[Stored dataset items]
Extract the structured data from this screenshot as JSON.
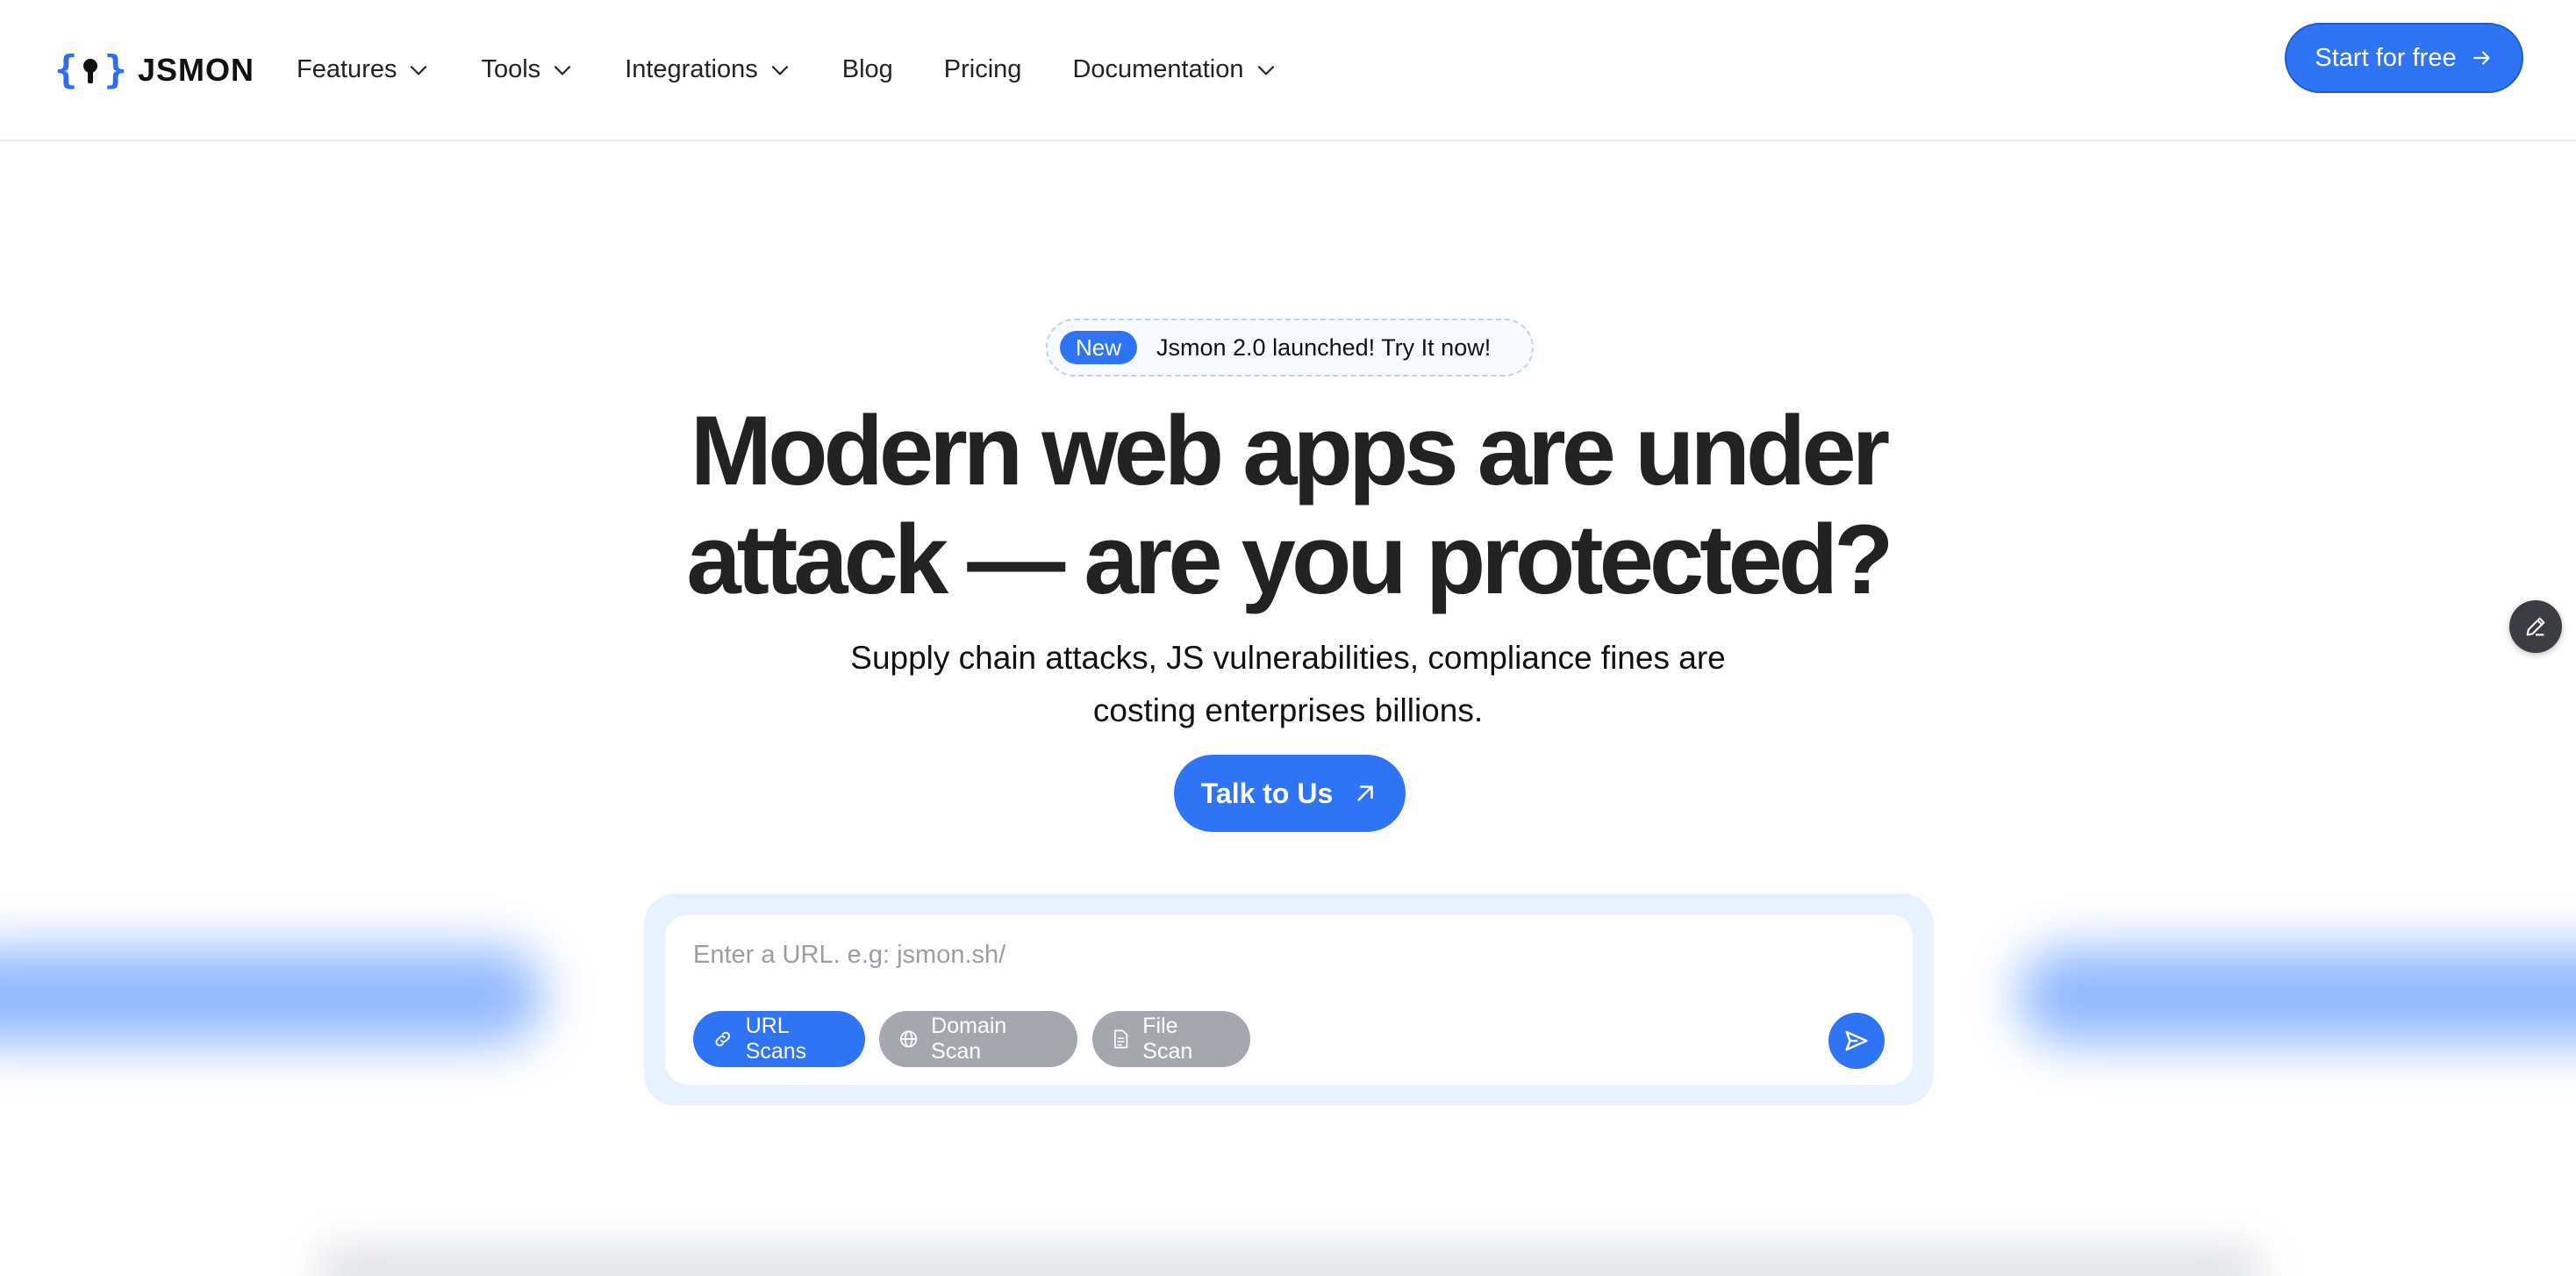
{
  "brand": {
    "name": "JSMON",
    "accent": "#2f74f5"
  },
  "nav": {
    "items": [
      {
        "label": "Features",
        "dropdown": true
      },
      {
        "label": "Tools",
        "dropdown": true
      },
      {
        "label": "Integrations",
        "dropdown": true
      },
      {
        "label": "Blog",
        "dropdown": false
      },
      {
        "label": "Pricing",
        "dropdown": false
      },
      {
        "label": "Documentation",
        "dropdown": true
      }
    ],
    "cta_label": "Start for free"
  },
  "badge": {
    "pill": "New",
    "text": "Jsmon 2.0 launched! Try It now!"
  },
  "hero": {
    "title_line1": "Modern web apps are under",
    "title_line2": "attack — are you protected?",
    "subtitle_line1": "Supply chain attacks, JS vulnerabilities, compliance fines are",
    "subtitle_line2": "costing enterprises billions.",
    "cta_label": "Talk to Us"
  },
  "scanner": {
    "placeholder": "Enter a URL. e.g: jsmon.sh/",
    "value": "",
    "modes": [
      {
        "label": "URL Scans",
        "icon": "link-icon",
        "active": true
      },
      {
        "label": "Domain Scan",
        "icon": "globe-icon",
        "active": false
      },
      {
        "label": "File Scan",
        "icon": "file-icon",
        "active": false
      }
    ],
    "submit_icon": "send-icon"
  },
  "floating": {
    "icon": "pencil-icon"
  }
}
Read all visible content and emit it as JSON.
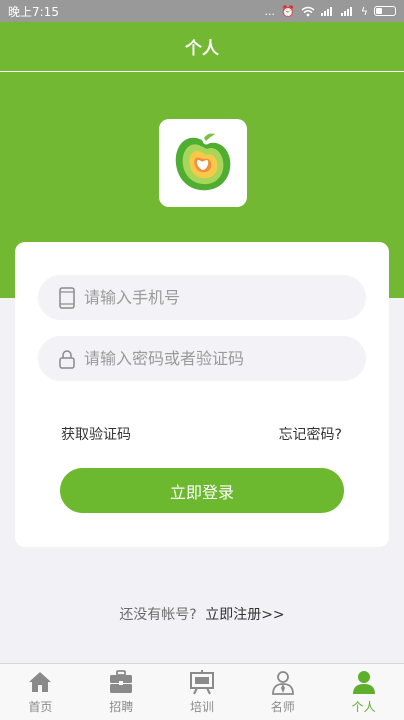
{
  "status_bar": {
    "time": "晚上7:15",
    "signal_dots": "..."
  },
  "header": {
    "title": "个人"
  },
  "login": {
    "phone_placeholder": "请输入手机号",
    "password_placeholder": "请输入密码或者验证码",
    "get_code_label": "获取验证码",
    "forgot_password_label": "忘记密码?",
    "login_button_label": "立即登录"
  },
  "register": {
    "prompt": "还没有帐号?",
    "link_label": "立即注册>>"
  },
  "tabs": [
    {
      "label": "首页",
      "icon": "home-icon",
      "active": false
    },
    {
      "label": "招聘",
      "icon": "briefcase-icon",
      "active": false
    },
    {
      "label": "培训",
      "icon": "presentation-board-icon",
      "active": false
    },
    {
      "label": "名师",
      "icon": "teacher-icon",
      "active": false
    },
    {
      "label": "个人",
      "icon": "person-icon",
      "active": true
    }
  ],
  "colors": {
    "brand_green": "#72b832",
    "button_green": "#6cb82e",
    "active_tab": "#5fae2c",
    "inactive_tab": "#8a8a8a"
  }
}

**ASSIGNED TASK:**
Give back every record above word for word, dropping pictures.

**RESULT FOR THIS TASK:**
Extract the structured data from this screenshot as JSON.
{
  "brand": {
    "name": "JSMON",
    "accent": "#2f74f5"
  },
  "nav": {
    "items": [
      {
        "label": "Features",
        "dropdown": true
      },
      {
        "label": "Tools",
        "dropdown": true
      },
      {
        "label": "Integrations",
        "dropdown": true
      },
      {
        "label": "Blog",
        "dropdown": false
      },
      {
        "label": "Pricing",
        "dropdown": false
      },
      {
        "label": "Documentation",
        "dropdown": true
      }
    ],
    "cta_label": "Start for free"
  },
  "badge": {
    "pill": "New",
    "text": "Jsmon 2.0 launched! Try It now!"
  },
  "hero": {
    "title_line1": "Modern web apps are under",
    "title_line2": "attack — are you protected?",
    "subtitle_line1": "Supply chain attacks, JS vulnerabilities, compliance fines are",
    "subtitle_line2": "costing enterprises billions.",
    "cta_label": "Talk to Us"
  },
  "scanner": {
    "placeholder": "Enter a URL. e.g: jsmon.sh/",
    "value": "",
    "modes": [
      {
        "label": "URL Scans",
        "icon": "link-icon",
        "active": true
      },
      {
        "label": "Domain Scan",
        "icon": "globe-icon",
        "active": false
      },
      {
        "label": "File Scan",
        "icon": "file-icon",
        "active": false
      }
    ],
    "submit_icon": "send-icon"
  },
  "floating": {
    "icon": "pencil-icon"
  }
}
Read all visible content and emit it as JSON.
{
  "status_bar": {
    "time": "晚上7:15",
    "signal_dots": "..."
  },
  "header": {
    "title": "个人"
  },
  "login": {
    "phone_placeholder": "请输入手机号",
    "password_placeholder": "请输入密码或者验证码",
    "get_code_label": "获取验证码",
    "forgot_password_label": "忘记密码?",
    "login_button_label": "立即登录"
  },
  "register": {
    "prompt": "还没有帐号?",
    "link_label": "立即注册>>"
  },
  "tabs": [
    {
      "label": "首页",
      "icon": "home-icon",
      "active": false
    },
    {
      "label": "招聘",
      "icon": "briefcase-icon",
      "active": false
    },
    {
      "label": "培训",
      "icon": "presentation-board-icon",
      "active": false
    },
    {
      "label": "名师",
      "icon": "teacher-icon",
      "active": false
    },
    {
      "label": "个人",
      "icon": "person-icon",
      "active": true
    }
  ],
  "colors": {
    "brand_green": "#72b832",
    "button_green": "#6cb82e",
    "active_tab": "#5fae2c",
    "inactive_tab": "#8a8a8a"
  }
}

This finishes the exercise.